V.A.Jay Strongman presents Popcorn Heartbreak 1958-1964
High School hops and block parties, the late 1950s through to the early 1960s was a golden age of angst- driven songs and the blossoming of what would later
evolve into soul music. There were R&B/pop crossovers that sounded like pop and country/gospel fusions that sounded like soul. There were latin-tinged songs with
Doo-Wop vocals and pop songs that featured raw R&B vocals but the one thing all these songs shared was their subject matter. It didn't matter what the colour of the singer's skin was or if the instrumentation featured twangy guitar, wailing sax or Broadway-show-style
strings, all these two-and-a-half minute gems shared a common theme in their lyrics - the heartbreak of lost love.
But these tracks also had one other factor in common - they boasted a mid-tempo pacing that made them perfect for slow jive dancing - which was something that

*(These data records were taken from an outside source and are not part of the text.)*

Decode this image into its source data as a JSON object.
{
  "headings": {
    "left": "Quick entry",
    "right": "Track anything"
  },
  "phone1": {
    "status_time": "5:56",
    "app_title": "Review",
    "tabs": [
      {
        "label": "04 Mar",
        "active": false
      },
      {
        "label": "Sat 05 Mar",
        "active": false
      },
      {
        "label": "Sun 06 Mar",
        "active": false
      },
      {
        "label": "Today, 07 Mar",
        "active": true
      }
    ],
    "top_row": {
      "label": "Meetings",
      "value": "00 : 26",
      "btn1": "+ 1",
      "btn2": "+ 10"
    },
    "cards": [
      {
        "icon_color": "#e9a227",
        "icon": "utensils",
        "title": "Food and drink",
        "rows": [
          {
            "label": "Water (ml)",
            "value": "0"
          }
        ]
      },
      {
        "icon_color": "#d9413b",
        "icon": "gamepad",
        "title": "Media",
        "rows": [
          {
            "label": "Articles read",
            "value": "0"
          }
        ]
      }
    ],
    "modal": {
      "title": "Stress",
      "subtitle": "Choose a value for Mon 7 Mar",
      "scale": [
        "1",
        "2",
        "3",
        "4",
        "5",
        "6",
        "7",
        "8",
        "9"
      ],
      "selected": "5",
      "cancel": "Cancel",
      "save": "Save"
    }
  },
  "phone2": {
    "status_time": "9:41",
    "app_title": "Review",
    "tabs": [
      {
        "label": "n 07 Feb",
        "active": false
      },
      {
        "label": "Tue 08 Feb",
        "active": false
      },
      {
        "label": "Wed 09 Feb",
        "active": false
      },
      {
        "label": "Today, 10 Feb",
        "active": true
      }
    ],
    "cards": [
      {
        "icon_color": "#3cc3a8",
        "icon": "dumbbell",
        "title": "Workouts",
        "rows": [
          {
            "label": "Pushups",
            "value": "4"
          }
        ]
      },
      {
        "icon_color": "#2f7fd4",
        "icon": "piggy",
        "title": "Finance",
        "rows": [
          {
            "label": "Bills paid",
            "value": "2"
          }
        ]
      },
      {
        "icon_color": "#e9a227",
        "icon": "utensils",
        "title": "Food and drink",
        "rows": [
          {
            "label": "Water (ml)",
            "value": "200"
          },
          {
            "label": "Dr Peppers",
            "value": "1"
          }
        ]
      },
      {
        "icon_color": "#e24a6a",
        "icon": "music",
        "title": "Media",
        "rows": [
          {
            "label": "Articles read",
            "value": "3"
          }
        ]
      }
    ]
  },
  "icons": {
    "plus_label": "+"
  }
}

didn't go un-noticed in the Belgium of the 1970s, where a whole scene grew up around clubs that spun these obscure tunes from ten and twenty years earlier as an
antidote to the frantic, mainstream disco tunes that were getting played in most European clubs at the time.
Called 'Popcorn' after the James Brown song of the same name, this Belgian club scene was similar to Britain's Northern Soul phenomenon with DJ's seeking
out rarer and rarer tunes to keep their dancers entertained. Although everything from ska to out-and-out pop got played as 'Popcorn', this compilation
concentrates on the more R&B infuenced songs of the period, making it perfect for late night dance foor moves or for soulful listening at home ...